The twist of fate that took her life in this new direction was a chance meeting in Oxford with saxophonist, Jim Tomlinson. Like Stacey, Jim was embarked on an academic path, but their meeting sparked in each other the desire to pursue their love of music together. After a year’s study at the Guildhall School of Music, Stacey received immediate attention and recognition on the London scene in the company of, now husband, Jim Tomlinson. A demo tape, sent simultaneously to Polygram Records, Candid Records and broadcaster, Humphrey Lyttelton, secured her a role in Ian McKellen’s film version of RICHARD III, a recording contract and national airplay and endorsement from Britain’s most respected jazz broadcaster. Since the release of Stacey’s first album, CLOSE YOUR EYES (1997), she has achieved, without compromise, both critical and popular success, with her fresh and heart-felt interpretations of the finest love songs of the twentieth century. But it was a feature on CBS SUNDAY MORNING in 1999 that gave Stacey national exposure in the USA and brought her to wider recognition. Since then, her career has continued to expand internationally, with Stacey traveling worldwide to concert halls from Taipei’s Chiang Kai-shek Concert Hall to Carnegie Hall to the famed Olympia in Paris.
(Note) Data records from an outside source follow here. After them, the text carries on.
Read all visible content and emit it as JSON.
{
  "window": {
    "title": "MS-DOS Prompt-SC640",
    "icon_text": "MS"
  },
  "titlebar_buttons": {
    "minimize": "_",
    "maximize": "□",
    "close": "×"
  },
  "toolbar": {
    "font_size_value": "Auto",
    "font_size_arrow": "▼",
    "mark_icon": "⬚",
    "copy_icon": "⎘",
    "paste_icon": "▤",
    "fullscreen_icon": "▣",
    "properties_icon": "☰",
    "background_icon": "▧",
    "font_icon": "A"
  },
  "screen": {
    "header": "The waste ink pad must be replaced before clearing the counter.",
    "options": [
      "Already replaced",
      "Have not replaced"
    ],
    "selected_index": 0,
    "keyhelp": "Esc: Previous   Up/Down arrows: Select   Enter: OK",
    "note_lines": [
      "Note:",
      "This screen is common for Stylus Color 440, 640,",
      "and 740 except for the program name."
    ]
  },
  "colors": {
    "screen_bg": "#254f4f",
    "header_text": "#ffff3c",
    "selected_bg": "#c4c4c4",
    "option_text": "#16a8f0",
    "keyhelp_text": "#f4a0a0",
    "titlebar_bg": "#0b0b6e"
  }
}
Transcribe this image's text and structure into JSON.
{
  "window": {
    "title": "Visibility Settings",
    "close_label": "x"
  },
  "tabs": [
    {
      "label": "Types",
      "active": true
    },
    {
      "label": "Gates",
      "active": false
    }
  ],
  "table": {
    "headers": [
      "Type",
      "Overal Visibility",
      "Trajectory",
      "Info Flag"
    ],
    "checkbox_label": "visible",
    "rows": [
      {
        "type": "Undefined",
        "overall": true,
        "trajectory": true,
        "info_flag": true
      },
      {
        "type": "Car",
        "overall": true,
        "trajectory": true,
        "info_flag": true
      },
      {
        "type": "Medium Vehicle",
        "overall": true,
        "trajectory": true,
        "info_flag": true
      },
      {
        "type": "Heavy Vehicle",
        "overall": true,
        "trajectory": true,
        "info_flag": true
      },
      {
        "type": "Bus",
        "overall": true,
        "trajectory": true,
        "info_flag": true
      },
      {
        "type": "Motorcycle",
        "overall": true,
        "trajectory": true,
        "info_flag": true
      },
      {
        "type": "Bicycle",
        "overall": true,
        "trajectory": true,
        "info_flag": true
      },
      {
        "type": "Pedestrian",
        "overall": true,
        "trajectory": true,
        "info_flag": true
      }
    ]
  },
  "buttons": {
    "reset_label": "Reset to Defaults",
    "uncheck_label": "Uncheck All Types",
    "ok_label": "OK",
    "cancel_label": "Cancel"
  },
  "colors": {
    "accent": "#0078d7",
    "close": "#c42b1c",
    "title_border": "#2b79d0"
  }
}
Stacey’s admirers are not limited to the loyal fans that buy her albums and pack out her concerts. Best-selling crime writer, John Harvey, has Stacey sing, if only fictionally, in his latest novel, Still Water. A track from her third album, LET YOURSELF GO, was selected by Kazuo Ishiguro, on his appearance on DESERT ISLAND DISCS on BBC Radio. It was this event that led Kent, Ishiguro and Tomlinson to the songwriting collaboration that features regularly in their work. Clint Eastwood invited Stacey to sing at his 70th birthday party, Michael Parkinson invited Stacey to sing on his television show, as did Sir David Frost, who asked her to join him one Sunday morning, to sing a song and review the morning papers with him on “Breakast with Frost” and Aerosmith’s Steven Tyler, in a recent interview, listed Stacey, alongside Willie Nelson, as being among his favourite singers.